by Augusto Sarmiento, MD
Fifty-five years after completion of my residency I have finally stopped working at the University and Hospital. It was a painful decision, precipitated by the deteriorating health of my wife. We ended up leaving Miami and moving to Punta Gorda, a small community in Southwest Florida. Only four months have passed since my new life began, so I hope additional time will assuage the profound unhappiness I now experience from not being able to teach orthopaedic residents.
Trying to identify topics that I could dwell on with some confidence and share with my colleagues, I quickly ran into fracture healing and care, because since the early 1960’s I worked on these subjects with great enthusiasm and perseverance. I first published my initial work on what I considered the positive role that motion plays in fracture healing. The concept was severely criticized in orthopaedic/scientific circles as being anathema to well-established principles. At that time, the AO, a powerful scientific/commercial organization, was making rapid advances in marketing the use of surgical appliances aimed at obtaining rigid immobilization of fracture fragments, which they considered to provide the best and most expeditious environment for healing.
More than one hundred publications from our laboratories and clinics at the Universities of Miami and Southern California have solidified my firm belief that diaphyseal fractures rather consistently heal, not because they are rigidly immobilized but despite the immobilization. Rigid immobilization deprives the injured bone from the stresses that every tissue in the body must be subjected in order to maintain desirable biological and mechanical properties.
Following the initial injury there is bleeding at the fracture site, a phenomenon that has led some to mistakenly believe that the hematoma plays a role in osteogenesis. However, there is nothing to support such a mythological idea. Quite the contrary, it is likely that the hematoma is an obstacle to healing and must be gradually absorbed. If that were not the case, we should be injecting blood into fractures in order to enhance healing.
When a fracture is not rigidly immobilized and the injured limb is subjected to the gradual stresses that come from the gradual introduction of muscle activity, as well as motion of the extremity, a massive capillary invasion at the level of the fracture takes place. (Figs. 1.a. & b.).
This vascular phenomenon is the single most important one in the process of fracture repair because the perithelial and endothelial cells of the capillaries undergo osteoblastic metaplasia and form peripheral callus.(Figs. 2.a. & 2.b.).
In the rigidly immobilized fracture the healing occurs from growth of osteons but without peripheral callus. Mechanically, the strength of a callus is measured by the diameter of the callus.
The next related important observation is the fact that in fractures of both bones in the lower leg and forearm the initial shortening experienced does not increase with the gradual introduction of weight bearing activities. The interosseous membrane, an elastic structure, prevents the increase in shortening while still permitting elastic pistoning. (Fig. 3a and 3b). Needless to say, fractures with extensive damage to the membrane experience greater shortening and lack the benefits of acceptable of the initial shortening or the maintenance of manually corrected length.
I am not aware of any work that has negated the validity of the observations I have just made.
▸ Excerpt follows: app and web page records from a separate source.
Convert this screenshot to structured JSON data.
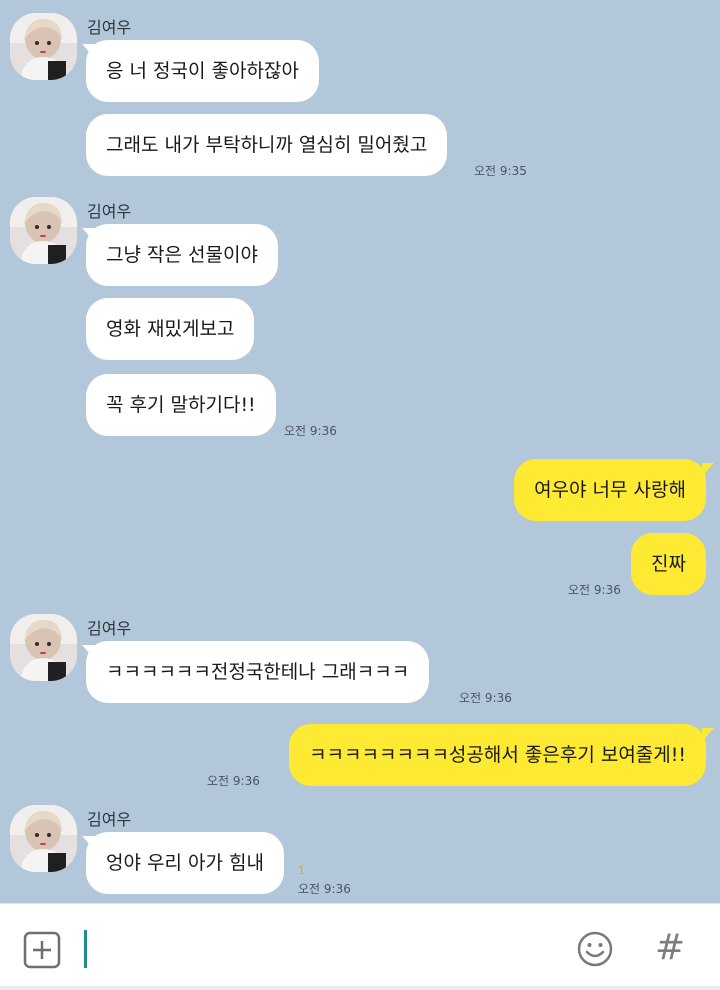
{
  "colors": {
    "background": "#b2c7da",
    "incoming_bubble": "#ffffff",
    "outgoing_bubble": "#fee933",
    "unread_count": "#d4b800",
    "cursor": "#1f8c87"
  },
  "messages": {
    "g1": {
      "sender": "김여우",
      "m1": "응 너 정국이 좋아하잖아",
      "m2": "그래도 내가 부탁하니까 열심히 밀어줬고",
      "time": "오전 9:35"
    },
    "g2": {
      "sender": "김여우",
      "m1": "그냥 작은 선물이야",
      "m2": "영화 재밌게보고",
      "m3": "꼭 후기 말하기다!!",
      "time": "오전 9:36"
    },
    "g3": {
      "m1": "여우야 너무 사랑해",
      "m2": "진짜",
      "time": "오전 9:36"
    },
    "g4": {
      "sender": "김여우",
      "m1": "ㅋㅋㅋㅋㅋㅋ전정국한테나 그래ㅋㅋㅋ",
      "time": "오전 9:36"
    },
    "g5": {
      "m1": "ㅋㅋㅋㅋㅋㅋㅋㅋ성공해서 좋은후기 보여줄게!!",
      "time": "오전 9:36"
    },
    "g6": {
      "sender": "김여우",
      "m1": "엉야 우리 아가 힘내",
      "unread": "1",
      "time": "오전 9:36"
    }
  },
  "inputbar": {
    "plus_icon": "plus-square-icon",
    "emoji_icon": "smiley-icon",
    "hash_label": "#"
  }
}
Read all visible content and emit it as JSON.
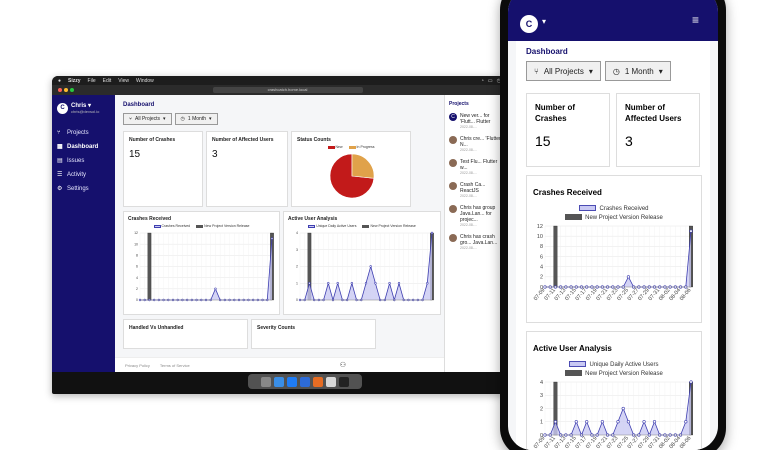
{
  "mac": {
    "menu": [
      "Sizzy",
      "File",
      "Edit",
      "View",
      "Window"
    ],
    "url": "crashcatch.home.local"
  },
  "user": {
    "initial": "C",
    "name": "Chris",
    "email": "chris@devsol.io"
  },
  "sidebar": {
    "items": [
      {
        "label": "Projects",
        "icon": "projects-icon"
      },
      {
        "label": "Dashboard",
        "icon": "dashboard-icon"
      },
      {
        "label": "Issues",
        "icon": "issues-icon"
      },
      {
        "label": "Activity",
        "icon": "activity-icon"
      },
      {
        "label": "Settings",
        "icon": "settings-icon"
      }
    ]
  },
  "dashboard": {
    "title": "Dashboard",
    "project_filter": "All Projects",
    "time_filter": "1 Month",
    "crashes_label": "Number of Crashes",
    "crashes_value": "15",
    "affected_label": "Number of Affected Users",
    "affected_value": "3",
    "status_label": "Status Counts",
    "crashes_received": "Crashes Received",
    "active_user_analysis": "Active User Analysis",
    "handled_vs_unhandled": "Handled Vs Unhandled",
    "severity_counts": "Severity Counts"
  },
  "feed": {
    "title": "Projects",
    "items": [
      {
        "text": "New ver... for 'Flutt... Flutter",
        "date": "2022-08-..."
      },
      {
        "text": "Chris cre... 'Flutter N...",
        "date": "2022-08-..."
      },
      {
        "text": "Test Flu... Flutter w...",
        "date": "2022-08-..."
      },
      {
        "text": "Crash Ca... ReactJS",
        "date": "2022-08-..."
      },
      {
        "text": "Chris has group Java.Lan... for projec...",
        "date": "2022-08-..."
      },
      {
        "text": "Chris has crash gro... Java.Lan...",
        "date": "2022-08-..."
      }
    ]
  },
  "footer": {
    "privacy": "Privacy Policy",
    "terms": "Terms of Service"
  },
  "phone": {
    "legend_crashes": "Crashes Received",
    "legend_release": "New Project Version Release",
    "legend_active": "Unique Daily Active Users"
  },
  "colors": {
    "brand": "#15106d",
    "new": "#c21a1a",
    "in_progress": "#e0a24a",
    "series_line": "#3f3fb0",
    "series_fill": "#c9c9f3",
    "release_bar": "#555555"
  },
  "chart_data": [
    {
      "type": "pie",
      "title": "Status Counts",
      "labels": [
        "New",
        "In Progress"
      ],
      "values": [
        11,
        4
      ]
    },
    {
      "type": "line",
      "title": "Crashes Received",
      "x": [
        "07-09",
        "07-10",
        "07-11",
        "07-12",
        "07-13",
        "07-14",
        "07-15",
        "07-16",
        "07-17",
        "07-18",
        "07-19",
        "07-20",
        "07-21",
        "07-22",
        "07-23",
        "07-24",
        "07-25",
        "07-26",
        "07-27",
        "07-28",
        "07-29",
        "07-30",
        "07-31",
        "08-01",
        "08-02",
        "08-03",
        "08-04",
        "08-05",
        "08-06"
      ],
      "series": [
        {
          "name": "Crashes Received",
          "values": [
            0,
            0,
            0,
            0,
            0,
            0,
            0,
            0,
            0,
            0,
            0,
            0,
            0,
            0,
            0,
            0,
            2,
            0,
            0,
            0,
            0,
            0,
            0,
            0,
            0,
            0,
            0,
            0,
            11
          ]
        },
        {
          "name": "New Project Version Release",
          "values": [
            0,
            0,
            12,
            0,
            0,
            0,
            0,
            0,
            0,
            0,
            0,
            0,
            0,
            0,
            0,
            0,
            0,
            0,
            0,
            0,
            0,
            0,
            0,
            0,
            0,
            0,
            0,
            0,
            12
          ]
        }
      ],
      "ylim": [
        0,
        12
      ],
      "yticks": [
        0,
        2,
        4,
        6,
        8,
        10,
        12
      ]
    },
    {
      "type": "line",
      "title": "Active User Analysis",
      "x": [
        "07-09",
        "07-10",
        "07-11",
        "07-12",
        "07-13",
        "07-14",
        "07-15",
        "07-16",
        "07-17",
        "07-18",
        "07-19",
        "07-20",
        "07-21",
        "07-22",
        "07-23",
        "07-24",
        "07-25",
        "07-26",
        "07-27",
        "07-28",
        "07-29",
        "07-30",
        "07-31",
        "08-01",
        "08-02",
        "08-03",
        "08-04",
        "08-05",
        "08-06"
      ],
      "series": [
        {
          "name": "Unique Daily Active Users",
          "values": [
            0,
            0,
            1,
            0,
            0,
            0,
            1,
            0,
            1,
            0,
            0,
            1,
            0,
            0,
            1,
            2,
            1,
            0,
            0,
            1,
            0,
            1,
            0,
            0,
            0,
            0,
            0,
            1,
            4
          ]
        },
        {
          "name": "New Project Version Release",
          "values": [
            0,
            0,
            4,
            0,
            0,
            0,
            0,
            0,
            0,
            0,
            0,
            0,
            0,
            0,
            0,
            0,
            0,
            0,
            0,
            0,
            0,
            0,
            0,
            0,
            0,
            0,
            0,
            0,
            4
          ]
        }
      ],
      "ylim": [
        0,
        4
      ],
      "yticks": [
        0,
        1,
        2,
        3,
        4
      ]
    }
  ]
}
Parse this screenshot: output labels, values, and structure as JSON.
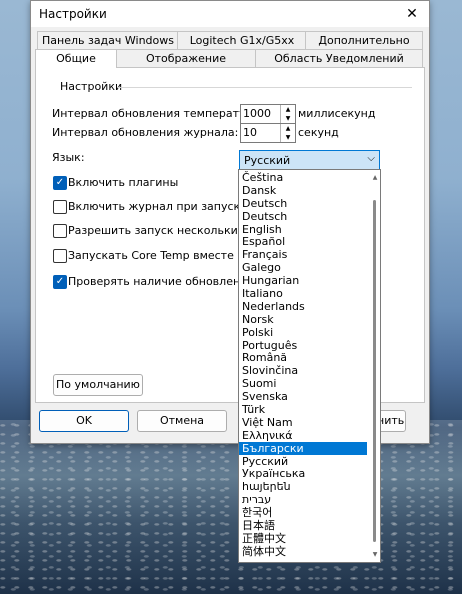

Furthermore, I am keenly aware of the many advantages that surgical stabilization possesses, which explains the fact that despite its biological negative features, it is taught to current generations of orthopaedists as the only sound approach to fracture management. A logical balance between the two opposing schools is necessary since there is a place for both of them. Economic considerations should not be ignored.
Dr. Sarmiento is the former Professor and Chairman of Orthopaedics at the Universities of Miami and Southern California, and past-president of the American Academy of Orthopaedic Surgeons. He is a contributor to Implant Identification on OrthopaedicList.com and has guest authored a number of other articles for this blog.